__TASK MATERIAL__.
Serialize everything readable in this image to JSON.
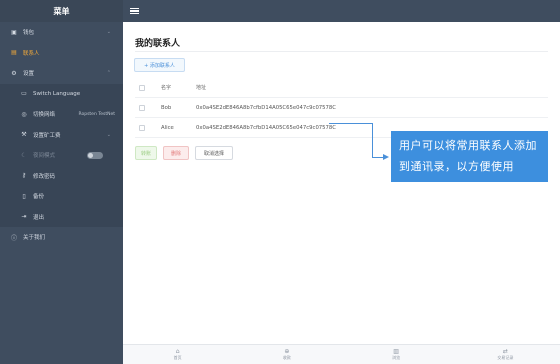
{
  "sidebar": {
    "title": "菜单",
    "items": [
      {
        "icon": "wallet-icon",
        "glyph": "▣",
        "label": "钱包",
        "chevron": "⌄"
      },
      {
        "icon": "contacts-icon",
        "glyph": "▤",
        "label": "联系人",
        "active": true
      },
      {
        "icon": "settings-icon",
        "glyph": "⚙",
        "label": "设置",
        "chevron": "⌃"
      },
      {
        "icon": "language-icon",
        "glyph": "▭",
        "label": "Switch Language"
      },
      {
        "icon": "network-icon",
        "glyph": "◎",
        "label": "切换网络",
        "note": "Ropsten TestNet"
      },
      {
        "icon": "mining-icon",
        "glyph": "⚒",
        "label": "设置矿工费",
        "chevron": "⌄"
      },
      {
        "icon": "moon-icon",
        "glyph": "☾",
        "label": "夜间模式",
        "toggle": true
      },
      {
        "icon": "key-icon",
        "glyph": "⚷",
        "label": "修改密码"
      },
      {
        "icon": "backup-icon",
        "glyph": "▯",
        "label": "备份"
      },
      {
        "icon": "logout-icon",
        "glyph": "⇥",
        "label": "退出"
      },
      {
        "icon": "info-icon",
        "glyph": "ⓘ",
        "label": "关于我们"
      }
    ]
  },
  "main": {
    "title": "我的联系人",
    "add_label": "+ 添加联系人",
    "table": {
      "headers": [
        "名字",
        "地址"
      ],
      "rows": [
        {
          "name": "Bob",
          "address": "0x0a4SE2dE846A8b7cfbD14A05C65e047c9c07578C"
        },
        {
          "name": "Alice",
          "address": "0x0a4SE2dE846A8b7cfbD14A05C65e047c9c07578C"
        }
      ]
    },
    "actions": {
      "send": "转账",
      "delete": "删除",
      "cancel": "取消选择"
    }
  },
  "callout": {
    "text": "用户可以将常用联系人添加到通讯录，以方便使用"
  },
  "bottom_nav": [
    {
      "icon": "home-icon",
      "glyph": "⌂",
      "label": "首页"
    },
    {
      "icon": "receive-icon",
      "glyph": "⊕",
      "label": "收款"
    },
    {
      "icon": "browser-icon",
      "glyph": "▥",
      "label": "浏览"
    },
    {
      "icon": "history-icon",
      "glyph": "⇄",
      "label": "交易记录"
    }
  ]
}
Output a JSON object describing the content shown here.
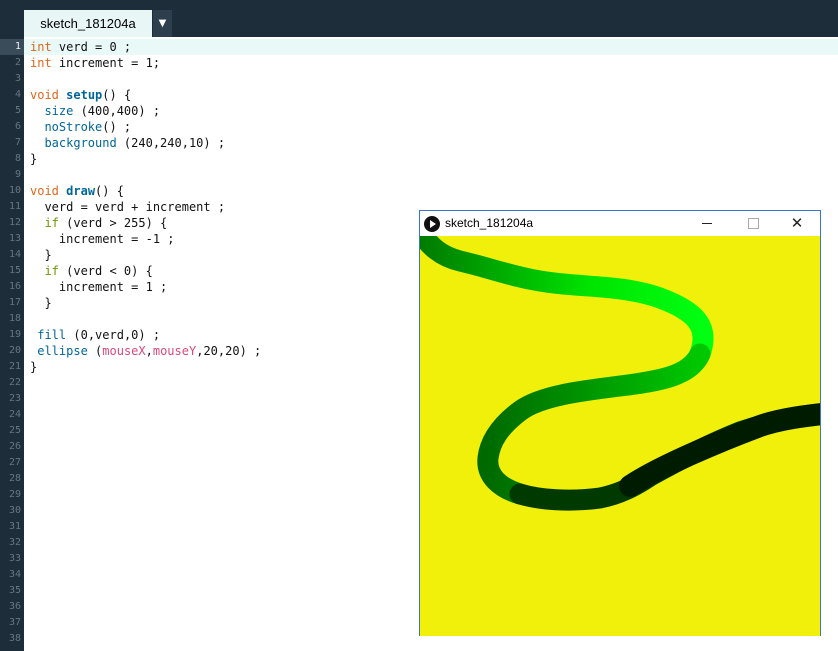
{
  "tab": {
    "label": "sketch_181204a",
    "menu_arrow": "▼"
  },
  "editor": {
    "current_line": 1,
    "line_count": 38,
    "lines": [
      [
        {
          "t": "int",
          "c": "kw-type"
        },
        {
          "t": " verd = 0 ;"
        }
      ],
      [
        {
          "t": "int",
          "c": "kw-type"
        },
        {
          "t": " increment = 1;"
        }
      ],
      [],
      [
        {
          "t": "void",
          "c": "kw-type"
        },
        {
          "t": " "
        },
        {
          "t": "setup",
          "c": "kw-fn"
        },
        {
          "t": "() {"
        }
      ],
      [
        {
          "t": "  "
        },
        {
          "t": "size",
          "c": "fn-call"
        },
        {
          "t": " (400,400) ;"
        }
      ],
      [
        {
          "t": "  "
        },
        {
          "t": "noStroke",
          "c": "fn-call"
        },
        {
          "t": "() ;"
        }
      ],
      [
        {
          "t": "  "
        },
        {
          "t": "background",
          "c": "fn-call"
        },
        {
          "t": " (240,240,10) ;"
        }
      ],
      [
        {
          "t": "}"
        }
      ],
      [],
      [
        {
          "t": "void",
          "c": "kw-type"
        },
        {
          "t": " "
        },
        {
          "t": "draw",
          "c": "kw-fn"
        },
        {
          "t": "() {"
        }
      ],
      [
        {
          "t": "  verd = verd + increment ;"
        }
      ],
      [
        {
          "t": "  "
        },
        {
          "t": "if",
          "c": "kw-ctl"
        },
        {
          "t": " (verd > 255) {"
        }
      ],
      [
        {
          "t": "    increment = -1 ;"
        }
      ],
      [
        {
          "t": "  }"
        }
      ],
      [
        {
          "t": "  "
        },
        {
          "t": "if",
          "c": "kw-ctl"
        },
        {
          "t": " (verd < 0) {"
        }
      ],
      [
        {
          "t": "    increment = 1 ;"
        }
      ],
      [
        {
          "t": "  }"
        }
      ],
      [],
      [
        {
          "t": " "
        },
        {
          "t": "fill",
          "c": "fn-call"
        },
        {
          "t": " (0,verd,0) ;"
        }
      ],
      [
        {
          "t": " "
        },
        {
          "t": "ellipse",
          "c": "fn-call"
        },
        {
          "t": " ("
        },
        {
          "t": "mouseX",
          "c": "var-sys"
        },
        {
          "t": ","
        },
        {
          "t": "mouseY",
          "c": "var-sys"
        },
        {
          "t": ",20,20) ;"
        }
      ],
      [
        {
          "t": "}"
        }
      ]
    ]
  },
  "sketch_window": {
    "title": "sketch_181204a",
    "close_glyph": "✕",
    "canvas_background": "#f0f00a"
  },
  "colors": {
    "ide_dark": "#1e2d3a",
    "keyword_type": "#e2661a",
    "keyword_control": "#669900",
    "function": "#006699",
    "system_variable": "#d94a7a",
    "window_border": "#3b77c9"
  }
}
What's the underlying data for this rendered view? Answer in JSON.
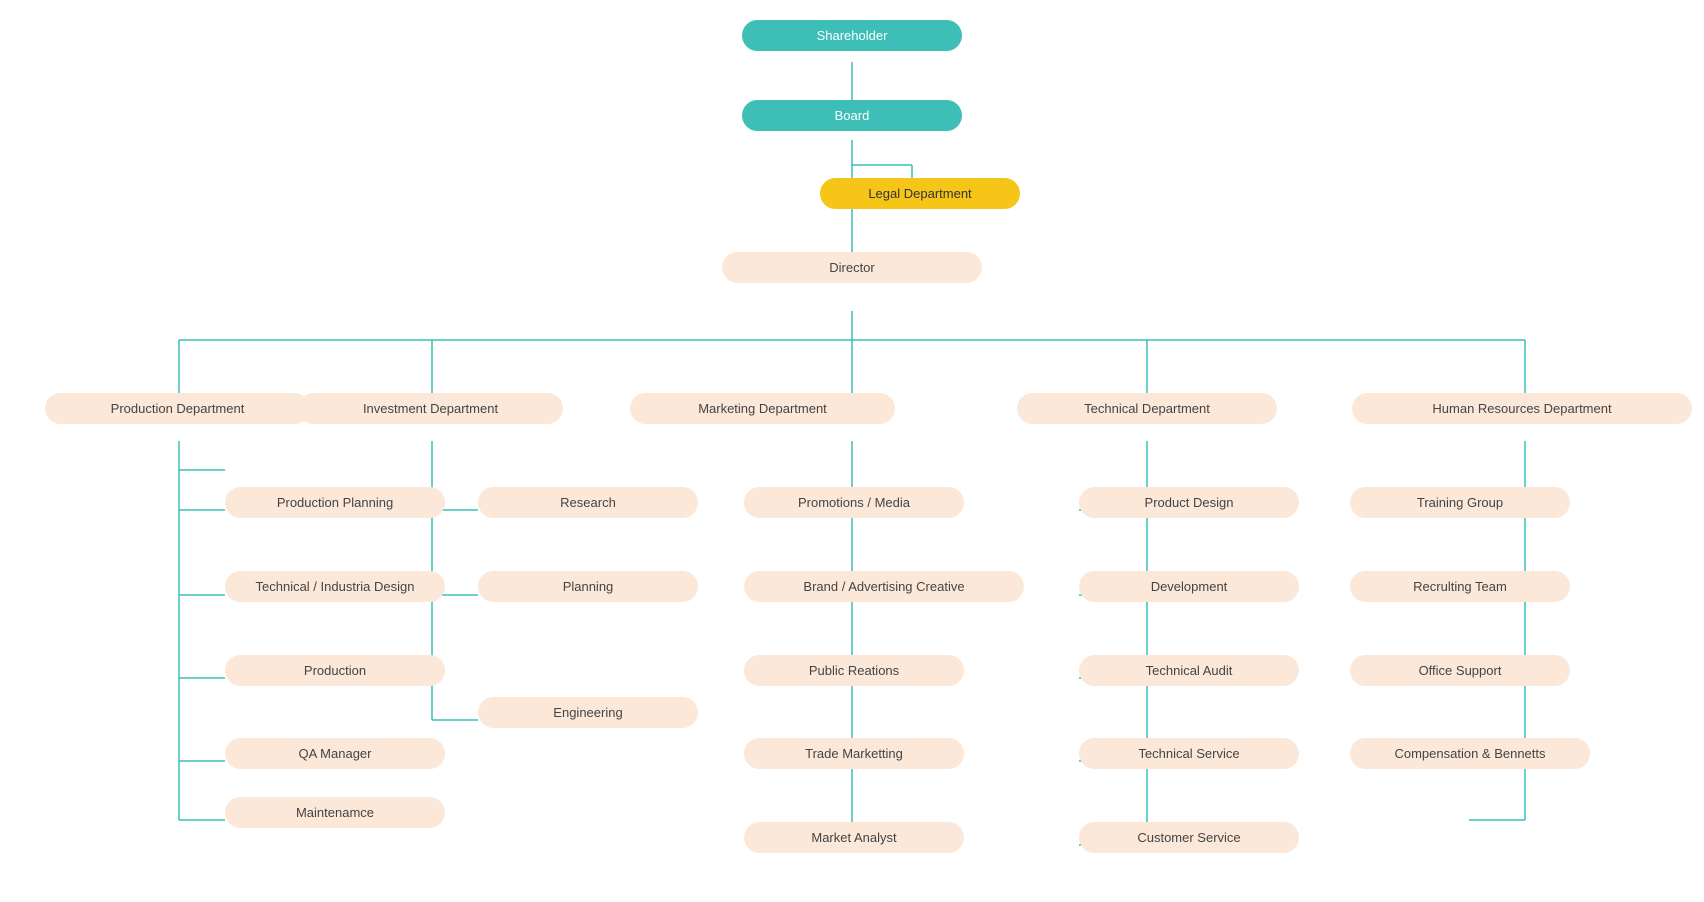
{
  "nodes": {
    "shareholder": {
      "label": "Shareholder"
    },
    "board": {
      "label": "Board"
    },
    "legal": {
      "label": "Legal  Department"
    },
    "director": {
      "label": "Director"
    },
    "prod_dept": {
      "label": "Production Department"
    },
    "invest_dept": {
      "label": "Investment Department"
    },
    "mkt_dept": {
      "label": "Marketing Department"
    },
    "tech_dept": {
      "label": "Technical Department"
    },
    "hr_dept": {
      "label": "Human Resources Department"
    },
    "prod_planning": {
      "label": "Production Planning"
    },
    "tech_ind_design": {
      "label": "Technical / Industria Design"
    },
    "production": {
      "label": "Production"
    },
    "qa_manager": {
      "label": "QA Manager"
    },
    "maintenance": {
      "label": "Maintenamce"
    },
    "research": {
      "label": "Research"
    },
    "planning": {
      "label": "Planning"
    },
    "engineering": {
      "label": "Engineering"
    },
    "promotions_media": {
      "label": "Promotions / Media"
    },
    "brand_adv": {
      "label": "Brand / Advertising Creative"
    },
    "public_relations": {
      "label": "Public Reations"
    },
    "trade_marketing": {
      "label": "Trade Marketting"
    },
    "market_analyst": {
      "label": "Market Analyst"
    },
    "product_design": {
      "label": "Product Design"
    },
    "development": {
      "label": "Development"
    },
    "tech_audit": {
      "label": "Technical Audit"
    },
    "tech_service": {
      "label": "Technical Service"
    },
    "customer_service": {
      "label": "Customer Service"
    },
    "training_group": {
      "label": "Training Group"
    },
    "recruiting_team": {
      "label": "Recrulting Team"
    },
    "office_support": {
      "label": "Office Support"
    },
    "compensation": {
      "label": "Compensation & Bennetts"
    }
  },
  "colors": {
    "teal": "#3dbfb8",
    "gold": "#f5c518",
    "peach": "#fce8d8",
    "text_light": "#fff",
    "text_dark": "#444",
    "connector": "#3dbfb8"
  }
}
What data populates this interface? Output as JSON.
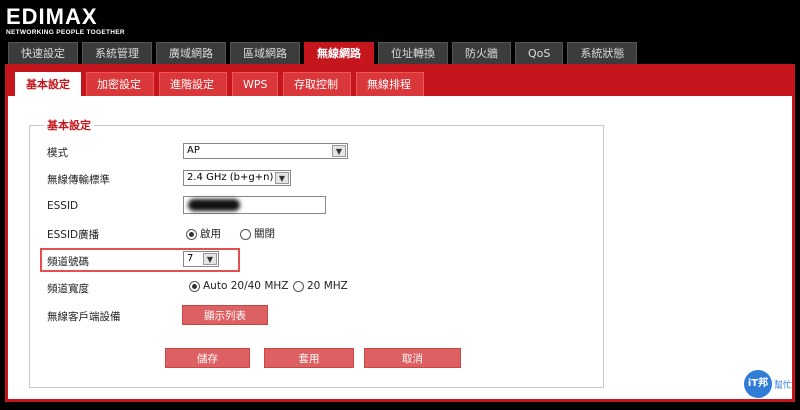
{
  "brand": {
    "logo": "EDIMAX",
    "tagline": "NETWORKING PEOPLE TOGETHER"
  },
  "main_tabs": [
    "快速設定",
    "系統管理",
    "廣域網路",
    "區域網路",
    "無線網路",
    "位址轉換",
    "防火牆",
    "QoS",
    "系統狀態"
  ],
  "sub_tabs": [
    "基本設定",
    "加密設定",
    "進階設定",
    "WPS",
    "存取控制",
    "無線排程"
  ],
  "section": {
    "title": "基本設定"
  },
  "fields": {
    "mode_label": "模式",
    "mode_value": "AP",
    "standard_label": "無線傳輸標準",
    "standard_value": "2.4 GHz (b+g+n)",
    "essid_label": "ESSID",
    "broadcast_label": "ESSID廣播",
    "broadcast_on": "啟用",
    "broadcast_off": "關閉",
    "channel_label": "頻道號碼",
    "channel_value": "7",
    "width_label": "頻道寬度",
    "width_opt1": "Auto 20/40 MHZ",
    "width_opt2": "20 MHZ",
    "client_label": "無線客戶端設備",
    "client_button": "顯示列表"
  },
  "actions": {
    "save": "儲存",
    "apply": "套用",
    "cancel": "取消"
  },
  "watermark": {
    "badge": "iT邦",
    "text": "幫忙"
  }
}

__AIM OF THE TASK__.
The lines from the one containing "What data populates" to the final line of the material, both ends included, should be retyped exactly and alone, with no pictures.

__FINAL ANSWER__.
What data populates this interface? Output as JSON.
{
  "brand": {
    "logo": "EDIMAX",
    "tagline": "NETWORKING PEOPLE TOGETHER"
  },
  "main_tabs": [
    "快速設定",
    "系統管理",
    "廣域網路",
    "區域網路",
    "無線網路",
    "位址轉換",
    "防火牆",
    "QoS",
    "系統狀態"
  ],
  "sub_tabs": [
    "基本設定",
    "加密設定",
    "進階設定",
    "WPS",
    "存取控制",
    "無線排程"
  ],
  "section": {
    "title": "基本設定"
  },
  "fields": {
    "mode_label": "模式",
    "mode_value": "AP",
    "standard_label": "無線傳輸標準",
    "standard_value": "2.4 GHz (b+g+n)",
    "essid_label": "ESSID",
    "broadcast_label": "ESSID廣播",
    "broadcast_on": "啟用",
    "broadcast_off": "關閉",
    "channel_label": "頻道號碼",
    "channel_value": "7",
    "width_label": "頻道寬度",
    "width_opt1": "Auto 20/40 MHZ",
    "width_opt2": "20 MHZ",
    "client_label": "無線客戶端設備",
    "client_button": "顯示列表"
  },
  "actions": {
    "save": "儲存",
    "apply": "套用",
    "cancel": "取消"
  },
  "watermark": {
    "badge": "iT邦",
    "text": "幫忙"
  }
}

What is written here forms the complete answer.